Controversy and a lawsuit didn’t stop Detroit’s main school district from moving into the next phase of its superintendent search this week: interviews with the first of two remaining finalists. Nikolai Vitti, who is currently superintendent of the Duval County Public Schools in Jacksonville, Florida, made an impassioned case in a daylong interview this week for why he’s the man for the job. If selected, he said, he’s “likely” to enroll his four children in Detroit public schools — though he made no promises.
“First I have to be offered the job, but I would plan to live in city limits and would likely send my children to public schools.”
— Nikolai Vitti, finalist for Detroit schools superintendent
Read on for the rest of the week’s education news and more on the superintendent search, including our take on five reasons Vitti might get the job (and three reasons he might not). Send us your thoughts on his pros and cons — or post them on our Facebook page. Thanks for reading!
- In his daylong interview in Detroit on Wednesday, Vitti cast himself as an experienced educator who wants to bring his school turnaround experience to a city he called his “home.”
- Over the course of his 12-hour interview, Vitti addressed a host of issues and vowed, if selected, to take on charter schools and bring district enrollment back up to where it was. (Here’s a take on Vitti’s day in Detroit from his hometown newspaper.)

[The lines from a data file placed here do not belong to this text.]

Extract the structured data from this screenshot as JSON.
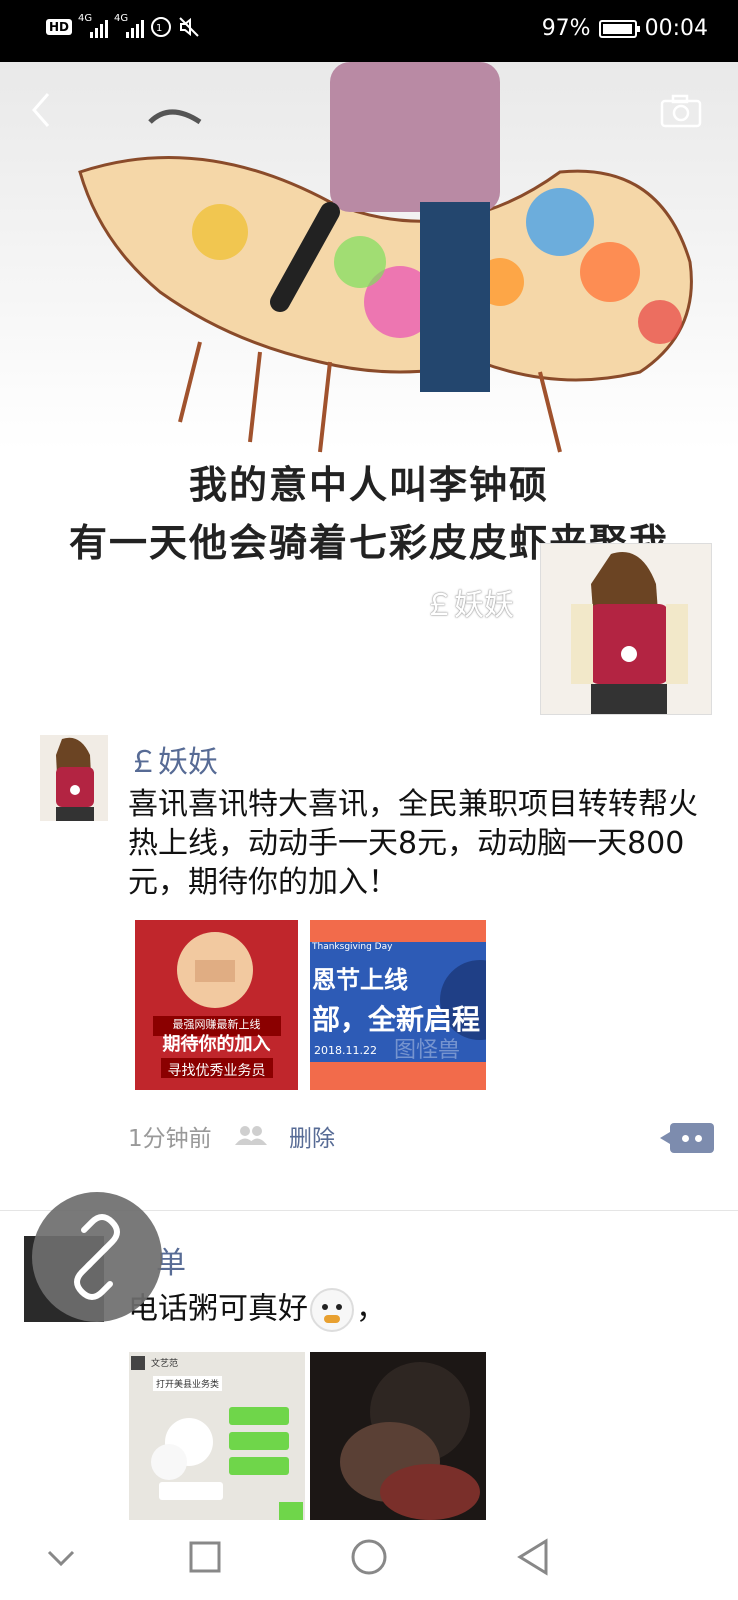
{
  "status_bar": {
    "hd": "HD",
    "network_1": "4G",
    "network_2": "4G",
    "battery_percent": "97%",
    "battery_level": 0.97,
    "time": "00:04"
  },
  "cover": {
    "line1": "我的意中人叫李钟硕",
    "line2": "有一天他会骑着七彩皮皮虾来娶我"
  },
  "profile": {
    "name": "￡妖妖"
  },
  "posts": [
    {
      "author": "￡妖妖",
      "text": "喜讯喜讯特大喜讯，全民兼职项目转转帮火热上线，动动手一天8元，动动脑一天800元，期待你的加入！",
      "images": [
        {
          "line1": "最强网赚最新上线",
          "line2": "期待你的加入",
          "line3": "寻找优秀业务员"
        },
        {
          "caption_small": "Thanksgiving Day",
          "line1": "恩节上线",
          "line2": "部，全新启程",
          "date": "2018.11.22",
          "watermark": "图怪兽"
        }
      ],
      "time": "1分钟前",
      "delete": "删除"
    },
    {
      "author_visible": "单",
      "text": "电话粥可真好",
      "text_suffix": "，",
      "images": [
        {
          "label_top": "文艺范",
          "label_bottom": "打开美县业务类"
        },
        {}
      ]
    }
  ],
  "colors": {
    "link": "#576b95",
    "status_bg": "#000000"
  }
}
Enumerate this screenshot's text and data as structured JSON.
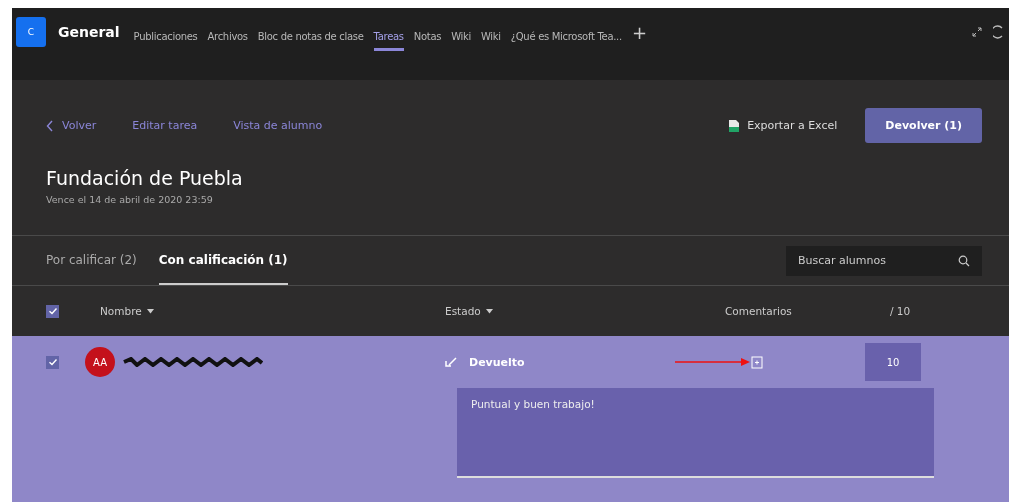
{
  "team_tile": "C",
  "channel": "General",
  "tabs": [
    {
      "label": "Publicaciones",
      "selected": false
    },
    {
      "label": "Archivos",
      "selected": false
    },
    {
      "label": "Bloc de notas de clase",
      "selected": false
    },
    {
      "label": "Tareas",
      "selected": true
    },
    {
      "label": "Notas",
      "selected": false
    },
    {
      "label": "Wiki",
      "selected": false
    },
    {
      "label": "Wiki",
      "selected": false
    },
    {
      "label": "¿Qué es Microsoft Tea...",
      "selected": false
    }
  ],
  "add_tab": "+",
  "back_link": "Volver",
  "nav_links": [
    "Editar tarea",
    "Vista de alumno"
  ],
  "export": "Exportar a Excel",
  "return_button": "Devolver (1)",
  "assignment": {
    "title": "Fundación de Puebla",
    "due": "Vence el 14 de abril de 2020 23:59"
  },
  "filter_tabs": [
    {
      "label": "Por calificar (2)",
      "selected": false
    },
    {
      "label": "Con calificación (1)",
      "selected": true
    }
  ],
  "search": {
    "placeholder": "Buscar alumnos"
  },
  "select_all": {
    "checked": true
  },
  "columns": {
    "name": "Nombre",
    "status": "Estado",
    "comments": "Comentarios",
    "points": "/ 10"
  },
  "rows": [
    {
      "checked": true,
      "selected": true,
      "initials": "AA",
      "status": "Devuelto",
      "score": "10",
      "feedback": "Puntual y buen trabajo!"
    }
  ]
}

- Vitti has been a popular leader in Jacksonville but has sparred with the NAACP and sometimes clashed with school board members. Those are among the 10 things we think you should know about Vitti.
- Why should Vitti want to come here? “Football players want to play in the Super Bowl,” a researcher who has studied superintendents told a Jacksonville newspaper. “A track star wants be in the Olympics. Superintendents want to be where the biggest challenges are or where you can make the biggest impact.”
- Detroit’s school board is still under pressure to extend the search, make it more transparent, and add more candidates, including interim chief Alycia Meriweather. (She said this week she’ll “continue to work for kids in Detroit” whatever happens.) For now, the other finalist for the job, River Rouge Superintendent Derrick Coleman, will face the same 12-hour interview process on Monday.
- Coleman this week rebuffed criticism of his efforts to lure Detroit students to River Rouge by sending buses into the city, noting that the move had eliminated his district’s budget deficit. He also says his time as a regional superintendent in Detroit — and his status as a district alum — makes him the best fit for the job. “I understand the city and the needs of the people,” he said.
In other Detroit school news
- The state superintendent is “hopeful” that the partnership agreement his department is negotiating with the district will save 24 Detroit schools from closure. “If we’re focused on the kids and helping them be successful, this partnership can really work,” he said of a deal that is still in the early stages.
- The search of a state senator’s home is tied to the ongoing Detroit school corruption probe.
- Detroit schools were just returned to a locally elected board for the first time in years. But a nonprofit consultant is already arguing that the city’s schools should be run by the mayor. “Mayoral control would ultimately change that conversation about who should be accountable for the Detroit Public Schools Community District and where the buck stops,” he writes.
- Among programs that could be slashed under President Trump’s proposed budget is one that has placed scores of recent college grads in Detroit schools to help students. (Here’s a broader look at how the proposed AmeriCorps cuts could hurt schools.)
- A group of Detroit high school students invited homeless people last weekend to a picnic and resource fair.
- Cass Tech’s principal was named principal of the year by a state association.
- A woman who pleaded guilty to stealing $1.3 million from Detroit schools was scheduled to be sentenced today.
- A new Head Start Center is opening in a historic midtown church.
Across the state
- Gov. Rick Snyder’s education budget differs in several ways from the House and Senate versions.
- House lawmakers have approved changes to Michigan graduation requirements.
- A new bill would let school districts change the school calendar without approval from teachers.
- Another bill would let school districts start the school year in August without a waiver — as long as kids get four-day weekends through Labor Day.
- Despite an ongoing lawsuit over public aid to private schools, state lawmakers are pushing to send more money to private academies. Meanwhile, a News columnist urged public and private schools to work together and the head of a state private school association makes his case for why state taxpayers should help private schools pay to meet state mandates.
- These 50 schools have the state’s highest graduation rates.
- A state charter school association has named five finalists for its top charter school teacher prize.
- A suburban district’s Teacher of the Year was awarded a free car.
- Our story about how changes to the state’s school ranking system affected schools got another look this week from Michigan Radio.